In a televised speech ahead of the start of the Muslim holy month of Ramadan, the sultan said: “I am aware that there are many questions and misperceptions with regard to the implementation of the (sharia penal code).”
“There should not be any concern on the sharia law as it is full of Allah’s mercy and blessings,” he said, according to an official translation of his address.
“As evident for more than two decades, we have practised a de facto moratorium on the execution of death penalty for cases under the common law.
“This will also be applied to cases under the (sharia penal code), which provides a wider scope for remission.”
He also vowed Brunei would ratify the United Nations convention against torture which it signed several years ago.
Muslim-majority Brunei operates a dual-track legal system with civil courts operating alongside sharia courts that handle issues such as marital and inheritance cases.
Some crimes were already punishable with death by hanging under the civil code but Brunei has not executed anyone for decades, and the sultan’s comments suggest this will not change with the introduction of the new sharia laws.
Rape and robbery are also punishable by death under the sharia code and many of the new laws, such as capital punishment for insulting the Prophet Mohammed, apply to non-Muslims as well as Muslims.
The sultan — one of the world’s wealthiest men — announced plans for the sharia penal code in 2013.
The first section was introduced in 2014 and included less stringent penalties, such as fines or jail terms for offences including indecent behaviour or skipping Friday prayers.
But the introduction of the harsher punishments in the former British protectorate of about 400,000 people was repeatedly delayed after they sparked criticism.
© Agence France-Presse – Asian Correspondent 5/5/2019,
Brunei death penalty moratorium applied to new Shariah laws
KUALA LUMPUR, Malaysia (AP) — Brunei’s sultan has said a moratorium on capital punishment is in effect for new Shariah criminal laws including stoning people for gay sex and adultery that sparked an international outcry.
The United Nations has called the laws implemented April 3 “draconian” while the U.S. and several other countries have urged Brunei to halt its plans.

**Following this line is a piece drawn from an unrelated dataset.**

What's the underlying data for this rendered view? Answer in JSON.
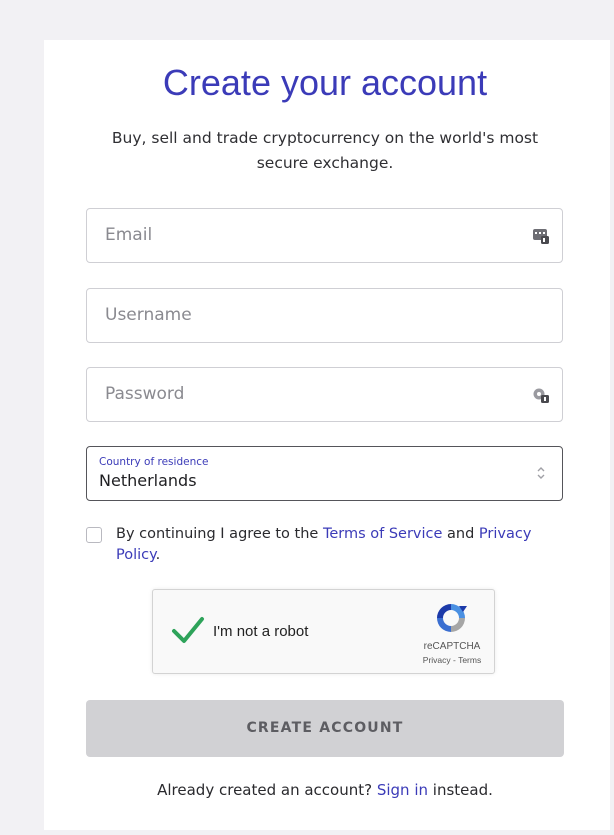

Celebrities including George Clooney, Elton John and Ellen DeGeneres have rallied for a boycott of nine hotels in the U.S. and Europe linked to Brunei.
Even before 2014, homosexuality was already punishable in Brunei by a jail term of up to 10 years. The new laws say those found guilty of gay sex can be stoned to death or whipped. Adulterers risk death by stoning too, while thieves face amputation of a right hand on their first offense and a left foot on their second. The new laws apply to children and foreigners, even if they are not Muslim.

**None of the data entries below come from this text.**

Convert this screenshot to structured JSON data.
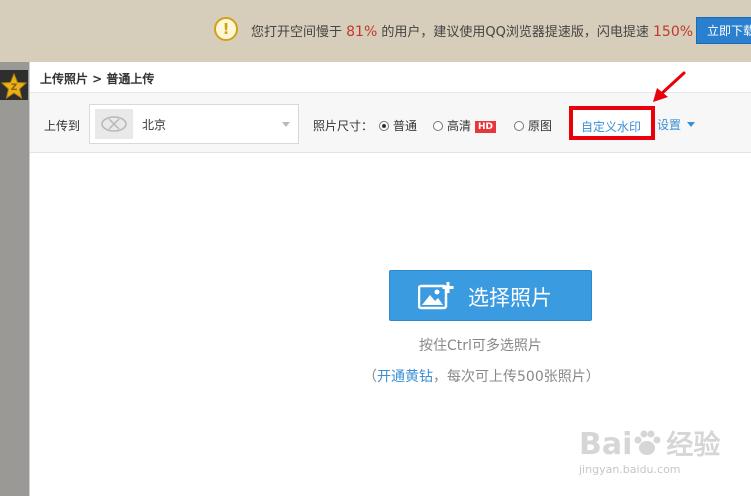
{
  "notice": {
    "icon": "exclamation-icon",
    "icon_glyph": "!",
    "text_before": "您打开空间慢于 ",
    "percent_slow": "81%",
    "text_middle": " 的用户，建议使用QQ浏览器提速版，闪电提速 ",
    "speed_up": "150%",
    "button_label": "立即下载"
  },
  "breadcrumb": "上传照片 > 普通上传",
  "toolbar": {
    "upload_to_label": "上传到",
    "album_name": "北京",
    "size_label": "照片尺寸：",
    "options": [
      {
        "label": "普通",
        "checked": true
      },
      {
        "label": "高清",
        "checked": false,
        "badge": "HD"
      },
      {
        "label": "原图",
        "checked": false
      }
    ],
    "watermark_label": "自定义水印",
    "settings_label": "设置"
  },
  "main": {
    "choose_button_label": "选择照片",
    "hint_ctrl": "按住Ctrl可多选照片",
    "hint2_open": "（",
    "hint2_link": "开通黄钻",
    "hint2_rest": "，每次可上传500张照片）"
  },
  "watermark": {
    "logo_latin": "Bai",
    "logo_cn": "经验",
    "url": "jingyan.baidu.com"
  },
  "colors": {
    "accent": "#3a9be0",
    "highlight_box": "#e8000b",
    "link": "#3a8fd6",
    "notice_bg": "#d7cdbb"
  }
}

Sultan Hassanal Bolkiah said Sunday in a speech to mark the start of Ramadan that he was aware of the “many questions and misperceptions” over the penalties provided for under new sections of Brunei’s Shariah Penal Code, but stressed that there should be no fear.

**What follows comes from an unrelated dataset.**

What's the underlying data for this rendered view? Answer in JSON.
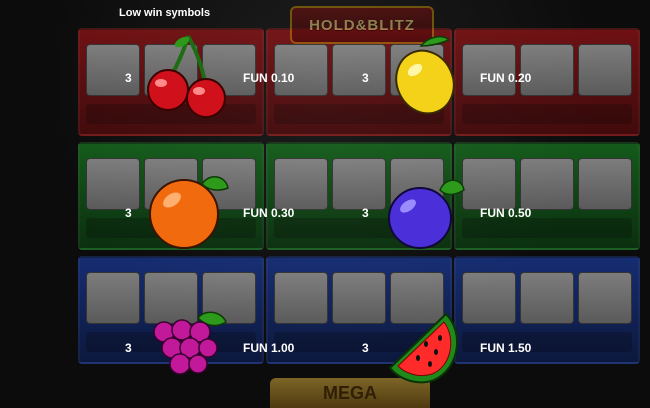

Brunei has had a “de facto moratorium” on capital punishment for over two decades and “this will also be applied to cases under the (Shariah laws) which provides a wider scope for remission,” he said. The announcement came as a surprise but appeared aimed at deflecting criticism that Islamic criminal laws are cruel.
“We are conscious of the fact that misperceptions may cause apprehension. However, we believe that once these have been cleared, the merit of the law will be evident,” the sultan said. Sultan Hassanal said Brunei will also ratify the U.N. Convention Against Torture to show its commitment to human rights.
“Both the common law and the Shariah law aim to ensure peace and harmony of the country. They are also crucial in protecting the morality and decency of the public as well as respecting the privacy of individuals,” he added.
In an immediate reaction, Commonwealth Secretary-General Patricia Scotland on Monday hailed the moratorium on the death penalty but also urged Brunei to revoke other harsh punishments such as amputation and flogging. Brunei is a member of the Commonwealth.
Sultan Hassanal instituted the Shariah Penal Code in 2014 to bolster the influence of Islam in the oil-rich monarchy of around 430,000 people, two-thirds of whom are Muslim. There has been no vocal opposition to the new penalties in Brunei, where the sultan rules as head of state with full executive authority. Public criticism of his policies is extremely rare in the country. – AP, 5/5/2019